- Incident Reporting and Information Sharing Have Clear Benefits, But Mandates Pose Risks. There was discussion about CISA’s mandate to create new cyber incident reporting rules for critical infrastructure, as required under the Cyber Incident Reporting for Critical Infrastructure Act of 2022 (CIRCIA), as well as other incident reporting requirements and proposals at the federal and state levels. Panelists discussed the importance of information sharing to help to understand and share cybersecurity threats and trends but cautioned against a patchwork approach and overly broad reporting requirements that could undermine the goals of cybersecurity policy by diverting resources away from the day-to-day operational work that cyber professionals do to protect systems and networks.
- Zero Trust Is an Emerging Cybersecurity Concept with Great Promise, But It Is Not Yet Ripe for Regulation. Zero trust (ZT) has captured the interest of policymakers at the federal level. Panelists explained what zero trust is and how it can be leveraged to improve cybersecurity, including how ZT principle can be applied to 5G deployments in the cloud. Panelists emphasized that zero trust is not a technical requirement or a single tool but instead is a concept that must be applied flexibly from one network to the next. Panelists agreed that as zero trust concepts are emerging, it is critical to have clarity around a definitional baseline to facilitate a common understanding of key terms. Panelists also emphasized that ZT is still a cybersecurity approach that is emerging and is not yet ripe for regulation.

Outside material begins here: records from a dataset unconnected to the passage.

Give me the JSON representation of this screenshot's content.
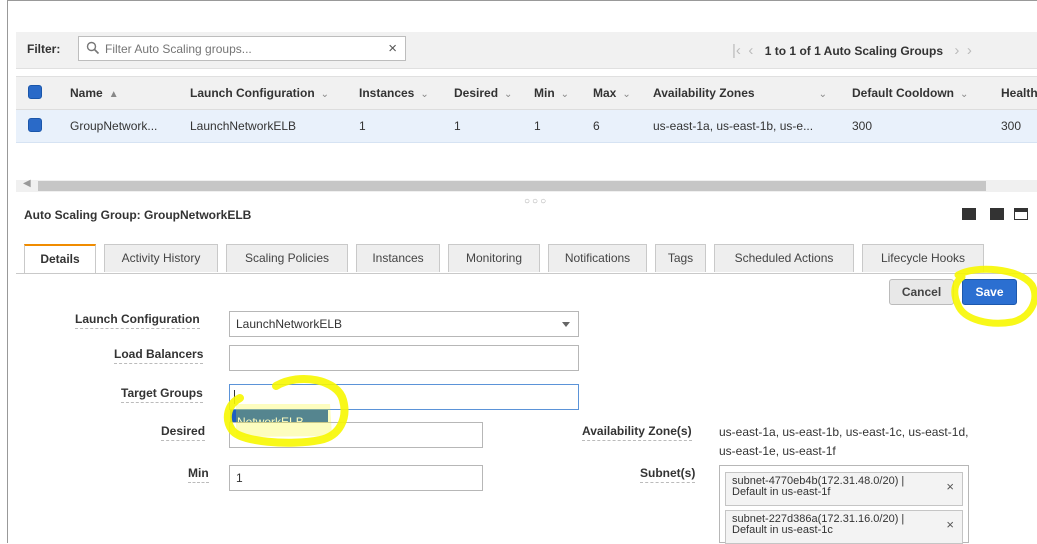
{
  "filter": {
    "label": "Filter:",
    "placeholder": "Filter Auto Scaling groups...",
    "clear_icon": "×",
    "pager_text": "1 to 1 of 1 Auto Scaling Groups"
  },
  "table": {
    "columns": [
      "Name",
      "Launch Configuration",
      "Instances",
      "Desired",
      "Min",
      "Max",
      "Availability Zones",
      "Default Cooldown",
      "Health"
    ],
    "row": {
      "name": "GroupNetwork...",
      "launch_configuration": "LaunchNetworkELB",
      "instances": "1",
      "desired": "1",
      "min": "1",
      "max": "6",
      "availability_zones": "us-east-1a, us-east-1b, us-e...",
      "default_cooldown": "300",
      "health": "300"
    }
  },
  "detail": {
    "title": "Auto Scaling Group: GroupNetworkELB",
    "tabs": [
      "Details",
      "Activity History",
      "Scaling Policies",
      "Instances",
      "Monitoring",
      "Notifications",
      "Tags",
      "Scheduled Actions",
      "Lifecycle Hooks"
    ],
    "active_tab": "Details",
    "cancel_label": "Cancel",
    "save_label": "Save"
  },
  "form": {
    "launch_configuration_label": "Launch Configuration",
    "launch_configuration_value": "LaunchNetworkELB",
    "load_balancers_label": "Load Balancers",
    "load_balancers_value": "",
    "target_groups_label": "Target Groups",
    "target_groups_value": "",
    "target_groups_suggestion": "NetworkELB",
    "desired_label": "Desired",
    "desired_value": "",
    "min_label": "Min",
    "min_value": "1",
    "az_label": "Availability Zone(s)",
    "az_value": "us-east-1a, us-east-1b, us-east-1c, us-east-1d, us-east-1e, us-east-1f",
    "subnet_label": "Subnet(s)",
    "subnets": [
      {
        "line1": "subnet-4770eb4b(172.31.48.0/20) |",
        "line2": "Default in us-east-1f"
      },
      {
        "line1": "subnet-227d386a(172.31.16.0/20) |",
        "line2": "Default in us-east-1c"
      }
    ]
  },
  "colors": {
    "highlight": "#f7f700",
    "primary_button": "#2b6fd1",
    "active_tab_accent": "#f08c00",
    "selected_row": "#e9f1fb"
  }
}
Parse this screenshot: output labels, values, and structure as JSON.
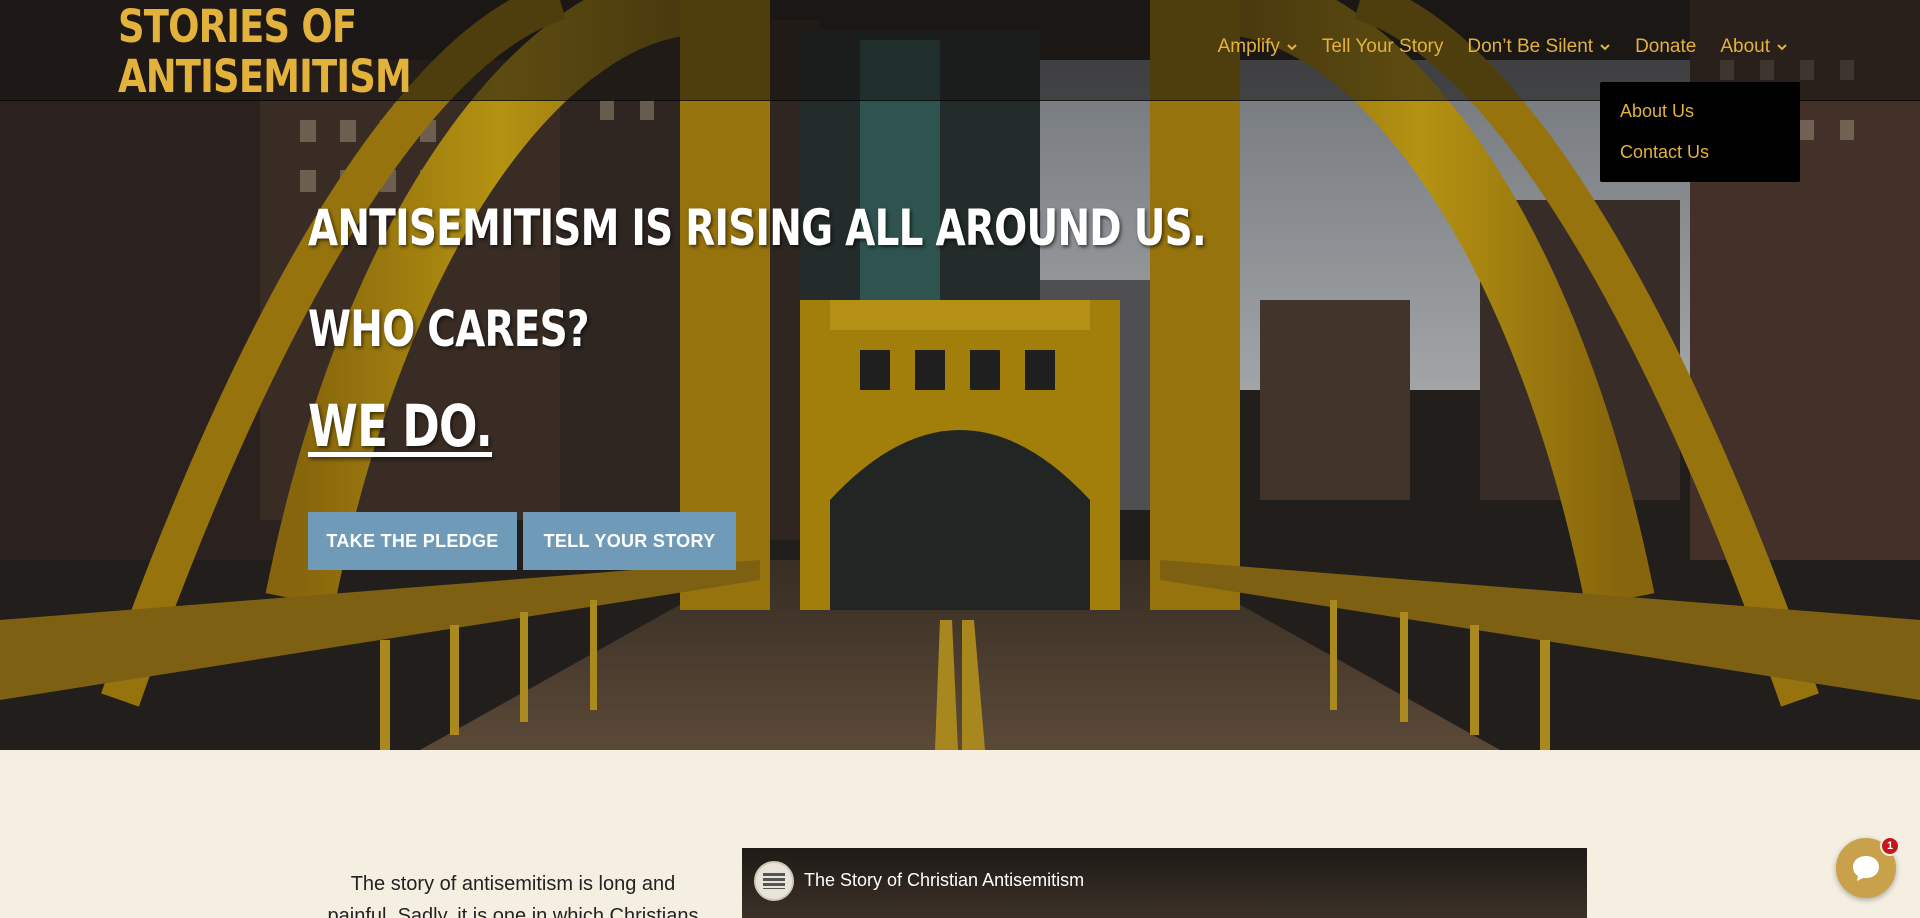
{
  "brand": {
    "line1": "STORIES OF",
    "line2": "ANTISEMITISM",
    "color": "#e3b23c"
  },
  "nav": {
    "items": [
      {
        "label": "Amplify",
        "has_dropdown": true
      },
      {
        "label": "Tell Your Story",
        "has_dropdown": false
      },
      {
        "label": "Don’t Be Silent",
        "has_dropdown": true
      },
      {
        "label": "Donate",
        "has_dropdown": false
      },
      {
        "label": "About",
        "has_dropdown": true
      }
    ],
    "about_menu": [
      "About Us",
      "Contact Us"
    ]
  },
  "hero": {
    "line1": "ANTISEMITISM IS RISING ALL AROUND US.",
    "line2": "WHO CARES?",
    "line3": "WE DO.",
    "buttons": {
      "pledge": "TAKE THE PLEDGE",
      "story": "TELL YOUR STORY"
    },
    "button_color": "#6f9bb8"
  },
  "content": {
    "text": "The story of antisemitism is long and painful. Sadly, it is one in which Christians",
    "video": {
      "title": "The Story of Christian Antisemitism",
      "channel_icon": "antisemitism-channel-icon"
    }
  },
  "chat": {
    "icon": "chat-bubble-icon",
    "badge": "1"
  }
}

- While There Are Unique Cybersecurity Challenges in 5G, There Are Also Clear Cybersecurity Enhancements that Industry Is Leveraging to Ensure that Today’s Wireless Networks Are More Secure than Ever Before. One key theme that emerged is that 5G introduces new and different cybersecurity challenges, as well as innovative and important security enhancements. Mobile edge computing, network slicing, and open RAN will all create new vulnerabilities, but also will facilitate new opportunities and solutions. The discussions highlighted that 5G is the most secure wireless standard to date.
- The Wireless Industry Continues to Be on the Cutting Edge of Cybersecurity Advancements. The conference gathered founding members of a new industry-leg 5G security test bed to discuss the test bed’s current work and goals to deliver on the promise of 5G security. The test bed is a collaboration between wireless providers, equipment manufacturers, cybersecurity experts, academia, and government agencies to demonstrate and validate how 5G security will work. A distinguishing feature of the test bed is that it uses real-world commercial equipment in a lab environment to test threats. Panelists shared important tests that are being conducted in the test bed, including validating CSRIC recommendations. Looking ahead, this collaboration – which prioritizes information sharing and using empirical evidence gathered through real world testing to identify and mitigate threats – will be valuable not just to securing 5G, but also to ensuring a secure 6G and beyond future.
Are you at #MWC22 this week? We’d love to catch up! Reach out to anyone in the Wiley delegation: Megan Brown, Scott Delacourt, Josh Turner, Edgar Class, Charles McKee, Kat Scott, Sara Baxenberg, and Steve Conley. Stay tuned to Wiley Connect for more updates from the conference!